By: Plato (428/427 BC - 348/347 BC)
“For there is no light of justice or temperance, or any of the higher ideas which are precious to souls, in the earthly copies of them: they are seen through a glass, dimly…”
Socrates and his earnest friend Phaedrus, enjoying the Athenian equivalent of a lunchtime stroll in the park, exchange views on love and on the power of words, spoken and written.
Phaedrus is the most enchanting of Plato’s Erotic dialogues (capitalised in honour of the god). The barefoot philosopher urges an eager young acquaintance – who has allowed his lover’s oratorical skills to impress him overmuch – to re-examine the text of Lysias’s speech in the light of his own exalted (and Platonic) vision of Love.
Not long ago this early example of literary dismantling was itself deconstructed by a contemporary sage - Jacques Derrida.
The present reader tries to present Socrates as he conceivably was: the chortling, pot-bellied ex-soldier, a flirtatious yet charismatic talker with a serious passion for Truth. (Introduction by Martin Geeson)
Translated by Benjamin Jowett
The Phaedrus is closely connected with the Symposium, and may be
regarded either as introducing or following it. The two Dialogues
together contain the whole philosophy of Plato on the nature of love,
which in the Republic and in the later writings of Plato is only
introduced playfully or as a figure of speech.
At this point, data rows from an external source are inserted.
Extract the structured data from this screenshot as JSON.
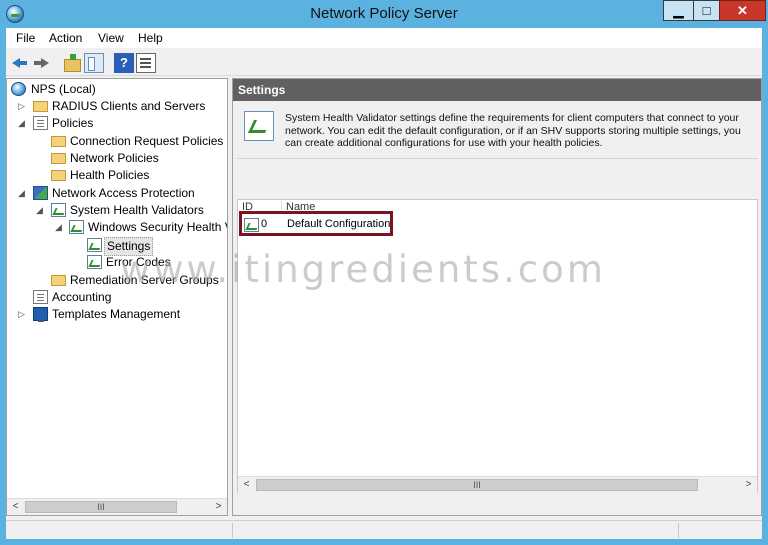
{
  "window": {
    "title": "Network Policy Server",
    "minimize": "▁",
    "maximize": "□",
    "close": "✕"
  },
  "menu": [
    "File",
    "Action",
    "View",
    "Help"
  ],
  "toolbar": {
    "help_label": "?"
  },
  "tree": [
    {
      "label": "NPS (Local)",
      "icon": "nps-icon",
      "expander": ""
    },
    {
      "label": "RADIUS Clients and Servers",
      "icon": "folder-icon",
      "expander": "▷"
    },
    {
      "label": "Policies",
      "icon": "policies-icon",
      "expander": "◢"
    },
    {
      "label": "Connection Request Policies",
      "icon": "folder-icon",
      "expander": ""
    },
    {
      "label": "Network Policies",
      "icon": "folder-icon",
      "expander": ""
    },
    {
      "label": "Health Policies",
      "icon": "folder-icon",
      "expander": ""
    },
    {
      "label": "Network Access Protection",
      "icon": "nap-icon",
      "expander": "◢"
    },
    {
      "label": "System Health Validators",
      "icon": "shv-icon",
      "expander": "◢"
    },
    {
      "label": "Windows Security Health V",
      "icon": "shv-icon",
      "expander": "◢"
    },
    {
      "label": "Settings",
      "icon": "shv-icon",
      "expander": ""
    },
    {
      "label": "Error Codes",
      "icon": "shv-icon",
      "expander": ""
    },
    {
      "label": "Remediation Server Groups",
      "icon": "folder-icon",
      "expander": ""
    },
    {
      "label": "Accounting",
      "icon": "accounting-icon",
      "expander": ""
    },
    {
      "label": "Templates Management",
      "icon": "templates-icon",
      "expander": "▷"
    }
  ],
  "right": {
    "header": "Settings",
    "description": "System Health Validator settings define the requirements for client computers that connect to your network. You can edit the default configuration, or if an SHV supports storing multiple settings, you can create additional configurations for use with your health policies.",
    "columns": {
      "id": "ID",
      "name": "Name"
    },
    "rows": [
      {
        "id": "0",
        "name": "Default Configuration"
      }
    ]
  },
  "scrollbar": {
    "left_arrow": "<",
    "right_arrow": ">",
    "grip": "III"
  },
  "watermark": "www.itingredients.com",
  "colors": {
    "titlebar": "#5bb2e0",
    "section_header": "#616161",
    "highlight_border": "#7a1420",
    "close_button": "#c7372c"
  }
}
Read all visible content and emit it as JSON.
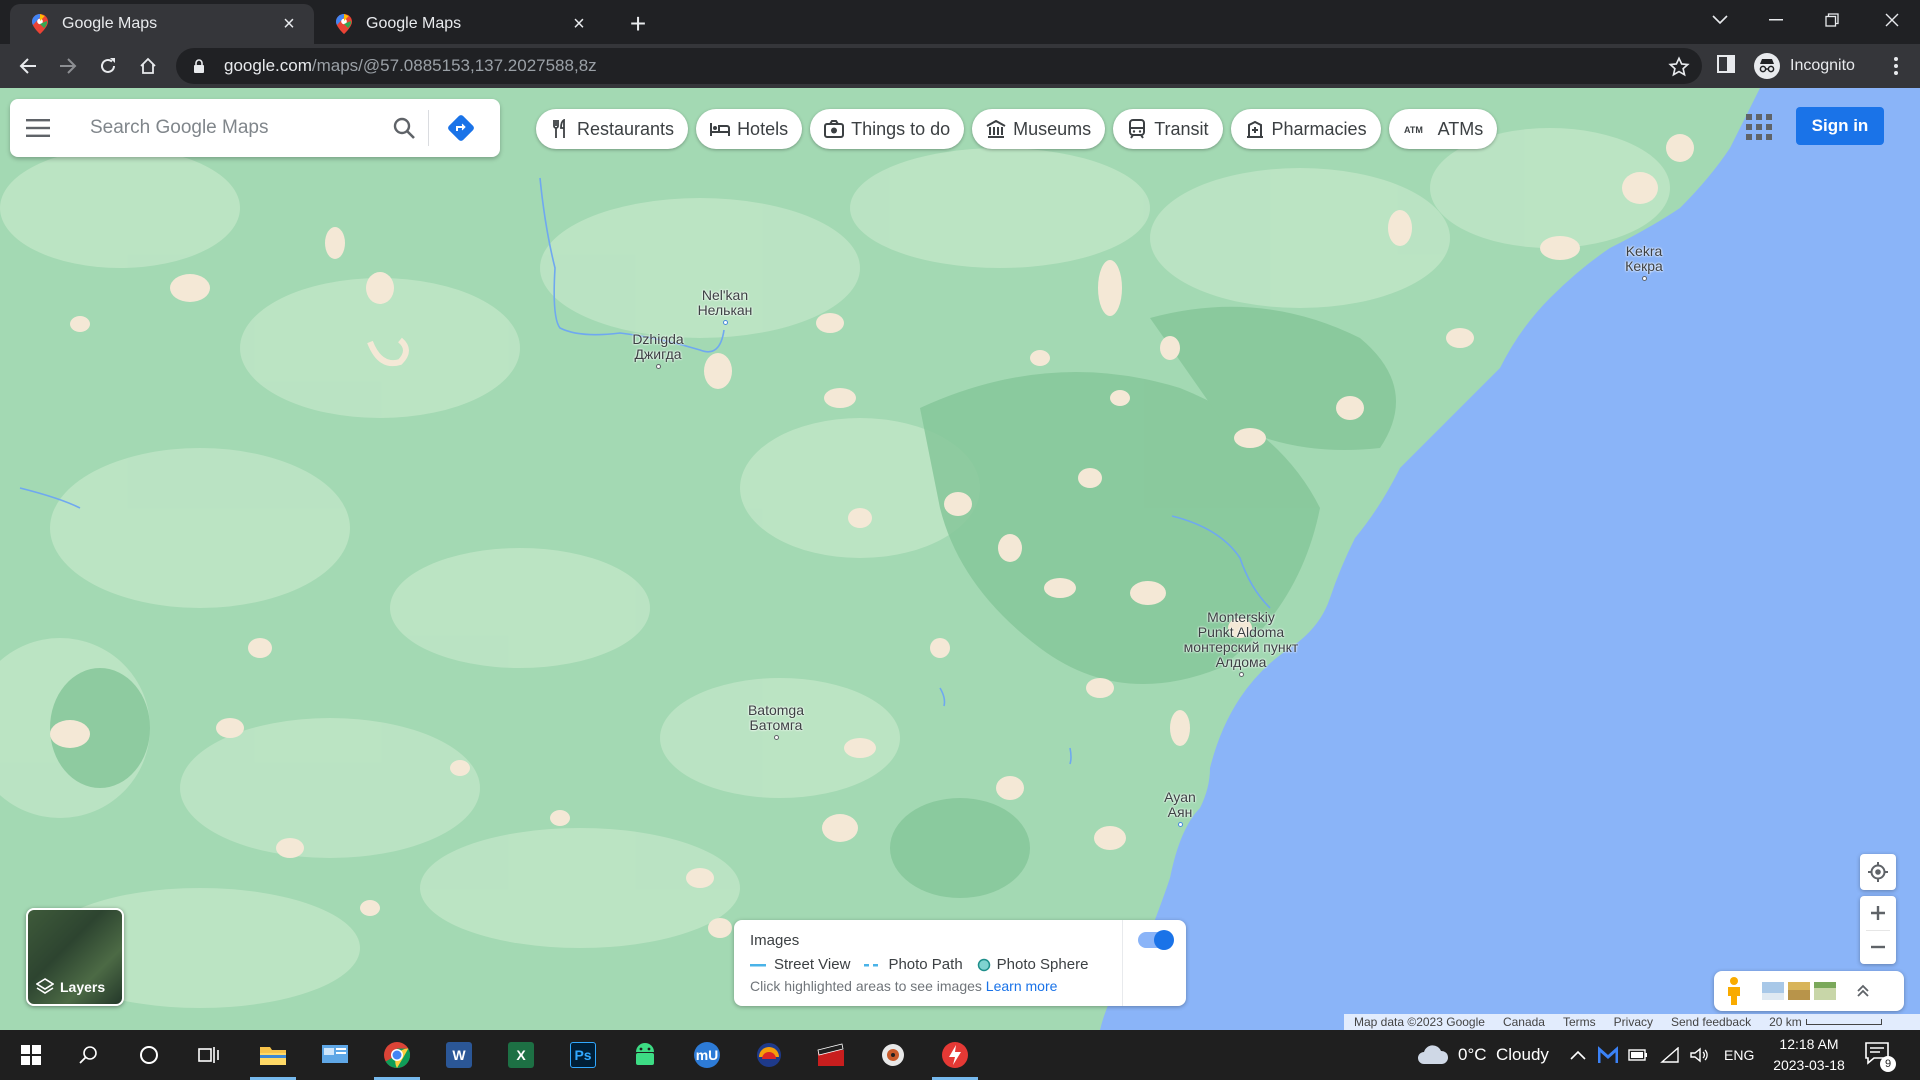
{
  "browser": {
    "tabs": [
      {
        "title": "Google Maps",
        "active": true
      },
      {
        "title": "Google Maps",
        "active": false
      }
    ],
    "url_host": "google.com",
    "url_path": "/maps/@57.0885153,137.2027588,8z",
    "profile_label": "Incognito"
  },
  "maps": {
    "search_placeholder": "Search Google Maps",
    "chips": [
      {
        "label": "Restaurants",
        "icon": "fork-knife-icon"
      },
      {
        "label": "Hotels",
        "icon": "bed-icon"
      },
      {
        "label": "Things to do",
        "icon": "camera-icon"
      },
      {
        "label": "Museums",
        "icon": "museum-icon"
      },
      {
        "label": "Transit",
        "icon": "train-icon"
      },
      {
        "label": "Pharmacies",
        "icon": "pharmacy-icon"
      },
      {
        "label": "ATMs",
        "icon": "atm-icon"
      }
    ],
    "sign_in_label": "Sign in",
    "places": [
      {
        "name": "Nel'kan",
        "native": "Нелькан"
      },
      {
        "name": "Dzhigda",
        "native": "Джигда"
      },
      {
        "name": "Kekra",
        "native": "Кекра"
      },
      {
        "name": "Monterskiy Punkt Aldoma",
        "native": "монтерский пункт Алдома"
      },
      {
        "name": "Batomga",
        "native": "Батомга"
      },
      {
        "name": "Ayan",
        "native": "Аян"
      }
    ],
    "layers_label": "Layers",
    "images_panel": {
      "title": "Images",
      "street_view": "Street View",
      "photo_path": "Photo Path",
      "photo_sphere": "Photo Sphere",
      "hint": "Click highlighted areas to see images",
      "learn_more": "Learn more",
      "toggle_on": true
    },
    "attribution": {
      "map_data": "Map data ©2023 Google",
      "country": "Canada",
      "terms": "Terms",
      "privacy": "Privacy",
      "feedback": "Send feedback",
      "scale": "20 km"
    }
  },
  "taskbar": {
    "weather": "0°C  Cloudy",
    "language": "ENG",
    "time": "12:18 AM",
    "date": "2023-03-18",
    "notifications": "9"
  }
}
But in the Phaedrus and
Symposium love and philosophy join hands, and one is an aspect of the
other. The spiritual and emotional part is elevated into the ideal, to
which in the Symposium mankind are described as looking forward, and
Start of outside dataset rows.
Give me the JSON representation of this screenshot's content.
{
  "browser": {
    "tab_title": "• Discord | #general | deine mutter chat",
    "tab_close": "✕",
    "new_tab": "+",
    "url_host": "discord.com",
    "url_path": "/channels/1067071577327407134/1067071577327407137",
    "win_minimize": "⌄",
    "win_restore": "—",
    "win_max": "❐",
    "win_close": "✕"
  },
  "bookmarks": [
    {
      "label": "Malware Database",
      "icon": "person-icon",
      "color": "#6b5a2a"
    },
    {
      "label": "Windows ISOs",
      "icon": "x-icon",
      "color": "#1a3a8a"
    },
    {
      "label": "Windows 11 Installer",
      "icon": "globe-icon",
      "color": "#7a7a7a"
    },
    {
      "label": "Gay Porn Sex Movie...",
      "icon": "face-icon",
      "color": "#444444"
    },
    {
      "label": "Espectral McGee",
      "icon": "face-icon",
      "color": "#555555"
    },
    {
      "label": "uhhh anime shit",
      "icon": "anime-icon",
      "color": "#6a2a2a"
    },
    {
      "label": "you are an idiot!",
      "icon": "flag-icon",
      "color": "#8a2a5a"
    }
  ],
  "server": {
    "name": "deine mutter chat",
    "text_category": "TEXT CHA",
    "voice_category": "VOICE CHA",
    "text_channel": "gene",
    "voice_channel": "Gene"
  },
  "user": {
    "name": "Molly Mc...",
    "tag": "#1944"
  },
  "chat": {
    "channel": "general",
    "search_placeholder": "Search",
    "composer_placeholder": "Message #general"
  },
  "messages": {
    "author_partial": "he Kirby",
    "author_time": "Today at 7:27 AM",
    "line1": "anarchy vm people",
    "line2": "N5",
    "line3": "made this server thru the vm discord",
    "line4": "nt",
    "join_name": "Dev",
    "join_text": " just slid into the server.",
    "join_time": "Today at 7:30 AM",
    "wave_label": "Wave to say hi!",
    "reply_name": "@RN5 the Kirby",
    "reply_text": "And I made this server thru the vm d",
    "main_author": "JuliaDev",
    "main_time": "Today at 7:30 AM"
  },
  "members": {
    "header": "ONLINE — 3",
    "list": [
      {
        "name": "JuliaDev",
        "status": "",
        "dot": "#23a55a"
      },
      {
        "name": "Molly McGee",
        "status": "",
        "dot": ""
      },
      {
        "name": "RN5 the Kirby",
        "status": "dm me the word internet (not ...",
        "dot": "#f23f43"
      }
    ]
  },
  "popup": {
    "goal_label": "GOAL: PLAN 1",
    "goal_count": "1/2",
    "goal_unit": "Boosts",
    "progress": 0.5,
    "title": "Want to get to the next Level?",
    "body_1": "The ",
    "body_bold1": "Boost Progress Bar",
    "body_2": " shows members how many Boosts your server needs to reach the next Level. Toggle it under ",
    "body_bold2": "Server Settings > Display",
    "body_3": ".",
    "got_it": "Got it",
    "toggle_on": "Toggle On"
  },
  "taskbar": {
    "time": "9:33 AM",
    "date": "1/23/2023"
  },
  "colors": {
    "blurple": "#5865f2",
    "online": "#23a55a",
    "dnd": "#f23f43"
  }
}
which in the Phaedrus, as well as in the Phaedo, they are seeking to
recover from a former state of existence. Whether the subject of the
Dialogue is love or rhetoric, or the union of the two, or the relation
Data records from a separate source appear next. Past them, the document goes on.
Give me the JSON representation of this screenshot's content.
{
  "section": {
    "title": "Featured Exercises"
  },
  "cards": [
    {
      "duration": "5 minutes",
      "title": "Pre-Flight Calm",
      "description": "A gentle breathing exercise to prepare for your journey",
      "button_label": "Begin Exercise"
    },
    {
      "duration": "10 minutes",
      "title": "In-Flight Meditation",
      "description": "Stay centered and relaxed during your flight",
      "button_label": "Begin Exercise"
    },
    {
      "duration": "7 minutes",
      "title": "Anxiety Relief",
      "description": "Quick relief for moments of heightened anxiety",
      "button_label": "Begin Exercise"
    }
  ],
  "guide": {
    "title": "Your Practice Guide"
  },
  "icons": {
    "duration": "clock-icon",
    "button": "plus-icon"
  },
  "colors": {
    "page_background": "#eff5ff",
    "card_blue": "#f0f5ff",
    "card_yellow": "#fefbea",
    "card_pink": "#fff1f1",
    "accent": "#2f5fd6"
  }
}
of philosophy to love and to art in general, and to the human soul, will
be hereafter considered. And perhaps we may arrive at some conclusion
such as the following that the dialogue is not strictly confined to a
single subject, but passes from one to another with the natural freedom
of conversation... Continue reading book >>